Jacques Derrida to refer to the privileging of the masculine
(phallus) in the construction of meaning. The word is a portmanteau of
the older terms phallocentrism (focusing on the masculine point of
view) and logocentrism (focusing on language in assigning meaning to
Derrida and others identified phonocentrism, or the prioritizing of
speech over writing, as an integral part of phallogocentrism. Derrida
explored this idea in his essay "Plato's Pharmacy".
2 See also
4 External links
In contemporary literary and philosophical works concerned with
gender, the term "phallogocentrism" is commonplace largely as a result

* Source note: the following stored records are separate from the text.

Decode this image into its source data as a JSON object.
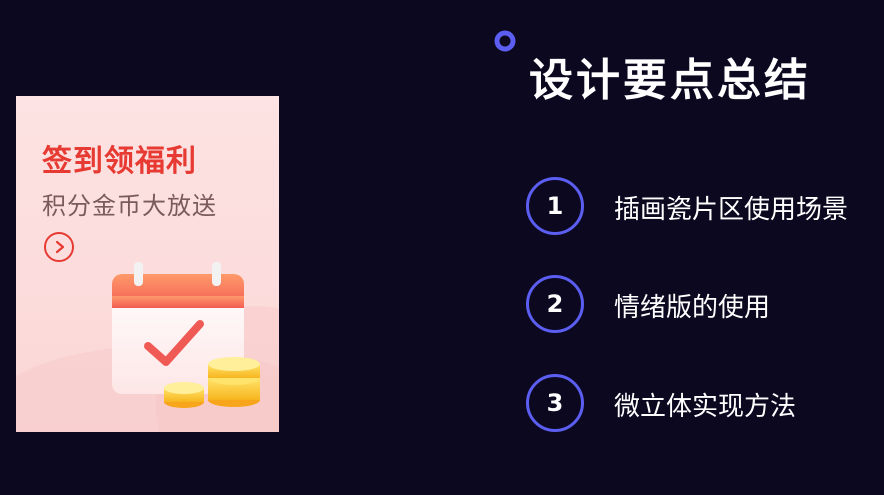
{
  "card": {
    "title": "签到领福利",
    "subtitle": "积分金币大放送"
  },
  "heading": "设计要点总结",
  "items": [
    {
      "number": "1",
      "label": "插画瓷片区使用场景"
    },
    {
      "number": "2",
      "label": "情绪版的使用"
    },
    {
      "number": "3",
      "label": "微立体实现方法"
    }
  ],
  "colors": {
    "background": "#0b0820",
    "accent": "#5b5ef0",
    "card_title": "#e63a32",
    "card_bg": "#fde3e3"
  },
  "icons": [
    "ring-deco-icon",
    "arrow-right-icon",
    "calendar-check-icon",
    "coins-icon"
  ]
}
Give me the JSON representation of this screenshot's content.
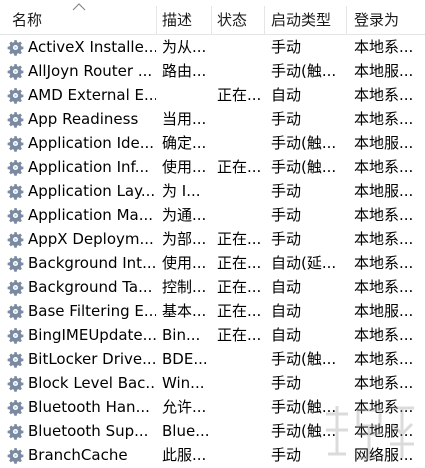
{
  "columns": {
    "name": "名称",
    "description": "描述",
    "status": "状态",
    "startup_type": "启动类型",
    "logon_as": "登录为"
  },
  "rows": [
    {
      "name": "ActiveX Installe...",
      "description": "为从...",
      "status": "",
      "startup_type": "手动",
      "logon_as": "本地系..."
    },
    {
      "name": "AllJoyn Router ...",
      "description": "路由...",
      "status": "",
      "startup_type": "手动(触...",
      "logon_as": "本地服..."
    },
    {
      "name": "AMD External E...",
      "description": "",
      "status": "正在...",
      "startup_type": "自动",
      "logon_as": "本地系..."
    },
    {
      "name": "App Readiness",
      "description": "当用...",
      "status": "",
      "startup_type": "手动",
      "logon_as": "本地系..."
    },
    {
      "name": "Application Ide...",
      "description": "确定...",
      "status": "",
      "startup_type": "手动(触...",
      "logon_as": "本地服..."
    },
    {
      "name": "Application Inf...",
      "description": "使用...",
      "status": "正在...",
      "startup_type": "手动(触...",
      "logon_as": "本地系..."
    },
    {
      "name": "Application Lay...",
      "description": "为 I...",
      "status": "",
      "startup_type": "手动",
      "logon_as": "本地服..."
    },
    {
      "name": "Application Ma...",
      "description": "为通...",
      "status": "",
      "startup_type": "手动",
      "logon_as": "本地系..."
    },
    {
      "name": "AppX Deploym...",
      "description": "为部...",
      "status": "正在...",
      "startup_type": "手动",
      "logon_as": "本地系..."
    },
    {
      "name": "Background Int...",
      "description": "使用...",
      "status": "正在...",
      "startup_type": "自动(延...",
      "logon_as": "本地系..."
    },
    {
      "name": "Background Ta...",
      "description": "控制...",
      "status": "正在...",
      "startup_type": "自动",
      "logon_as": "本地系..."
    },
    {
      "name": "Base Filtering E...",
      "description": "基本...",
      "status": "正在...",
      "startup_type": "自动",
      "logon_as": "本地服..."
    },
    {
      "name": "BingIMEUpdate...",
      "description": "Bin...",
      "status": "正在...",
      "startup_type": "自动",
      "logon_as": "本地系..."
    },
    {
      "name": "BitLocker Drive...",
      "description": "BDE...",
      "status": "",
      "startup_type": "手动(触...",
      "logon_as": "本地系..."
    },
    {
      "name": "Block Level Bac...",
      "description": "Win...",
      "status": "",
      "startup_type": "手动",
      "logon_as": "本地系..."
    },
    {
      "name": "Bluetooth Han...",
      "description": "允许...",
      "status": "",
      "startup_type": "手动(触...",
      "logon_as": "本地系..."
    },
    {
      "name": "Bluetooth Sup...",
      "description": "Blue...",
      "status": "",
      "startup_type": "手动(触...",
      "logon_as": "本地服..."
    },
    {
      "name": "BranchCache",
      "description": "此服...",
      "status": "",
      "startup_type": "手动",
      "logon_as": "网络服..."
    }
  ],
  "icons": {
    "service": "gear-icon",
    "sort": "sort-ascending-icon"
  },
  "colors": {
    "background": "#ffffff",
    "text": "#000000",
    "header_border": "#e5e5e5",
    "sort_arrow": "#8a8a8a",
    "gear": "#7a8aa0"
  }
}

of the writings of Jacques Derrida, the founder of the philosophy of
deconstruction, which is considered by many academics to constitute an
essential part of the discourse of postmodernism.
Deconstruction is a
philosophy of "indeterminateness" and its opposing philosophy,
"determinateness". According to deconstruction, indeterminate
knowledge is "aporetic", i.e., based on contradictory facts or ideas
("aporias") that make it impossible to determine matters of truth with
any degree of certitude; determinate knowledge, on the other hand, is
"apodictic", i.e., based on facts or ideas that are considered to be
"true", from one perspective or another.
The phallogocentric argument is premised on the claim that modern
Western culture has been, and continues to be, both culturally and
intellectually subjugated by "logocentrism" and "phallocentrism".
Logocentrism is the term Derrida uses to refer to the philosophy of
determinateness, while phallocentrism is the term he uses to describe
the way logocentrism itself has been genderized by a "masculinist
(phallic)" and "patriarchal" agenda. Hence, Derrida intentionally
merges the two terms phallocentrism and logocentrism as
The French feminist thinkers of the school of écriture féminine also
share Derrida's phallogocentric reading of 'all of Western
metaphysics'. For example,
Catherine Clément and
Hélène Cixous in
"The Newly Born Woman" (1975) decry the "dual, hierarchical
oppositions" set up by the traditional phallogocentric philosophy of
determinateness, wherein "death is always at work" as "the premise of
woman's abasement", woman who has been "colonized" by phallogocentric
thinking. According to Cixous and Clément, the 'crumbling' of this
way of thinking will take place through a Derridean-inspired,
anti-phallo/logocentric philosophy of indeterminateness.
Hélène Cixous and Catherine Clément, "The Newly Born Woman",
trans. Betsy Wang. Theory and History of Literature, Volume 24
(Minneapolis: University of Minnesota Press, 1986), p. 65.
Biases of the Ear and Eye - Logocentrism
Jacques Derrida : The Perchance of a Coming of the Otherwoman.
Phallogocentrism from Duel to Duo, Carole Dely
Revue Sens Public
Archetypal literary criticism
international relations theory